RABIES IN NORTHEASTERN EUROPE-THE THREAT FROM INVASIVE RACCOON DOGS

Singer, Alexander; Kauhala, Kaarina; Holmala, Katja; Smith, Graham C.

Sammanfattning

The red fox (Vulpes vulpes) is the main terrestrial Wildlife rallies vector in Europe. However, recently the raccoon dog (Nyctereutes procyonoides)-an invasive species originating from East Asia-has become increasingly important as secondary host, especially in the Baltic States. This imposes problems oil neighboring rabies-free countries (such as Finland), where the density of each or the two vector species on its own might be too low to sustain a long-term rabies epizootic, but the community of vectors could be large enough to support a rabies epizootic. In this modeling study, we analyzed rabies epizootics ill a community of foxes and raccoon dogs. We focused oil the impact of density and behavioral differences (hibernation) between the two vector species. We found that rabies could persist in the community, even if the disease would not spread in the single vector species because its density was too low. Epizootics in the community were stronger than expected for single species, and raccoon dogs were usually the major rabies host. If raccoon dog territory density was high, invasive raccoon clogs could even outcompete native foxes because of apparent competition via the rabies virus.

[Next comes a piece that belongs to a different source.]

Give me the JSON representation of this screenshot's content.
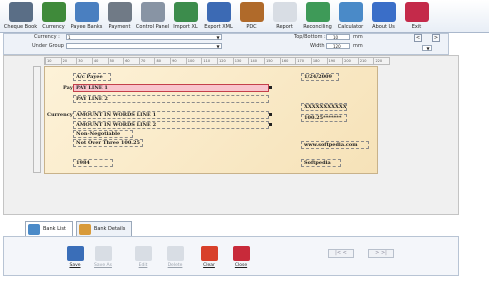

The enhancement in disease risk and disease intensity caused by raccoon clogs suggests that current strategies to control wildlife rabies in Europe should be reviewed, and that oral rabies vaccination also should target raccoon dogs after they emerge from hibernation.

Nyckelord

Climate; cross-species transmission; disease introduction; Nyctereutes procyonoides; rabies; raccoon dog; simulation

Publicerad i

Journal of Wildlife Diseases
2009, Volym: 45, nummer: 4, sidor: 1121-1137
Utgivare: WILDLIFE DISEASE ASSOC, INC

    UKÄ forskningsämne

    Folkhälsovetenskap, global hälsa, socialmedicin och epidemiologi
    Ekologi

    Publikationens identifierare

    DOI: https://doi.org/10.7589/0090-3558-45.4.1121

    Permanent länk till denna sida (URI)

    https://res.slu.se/id/publ/86440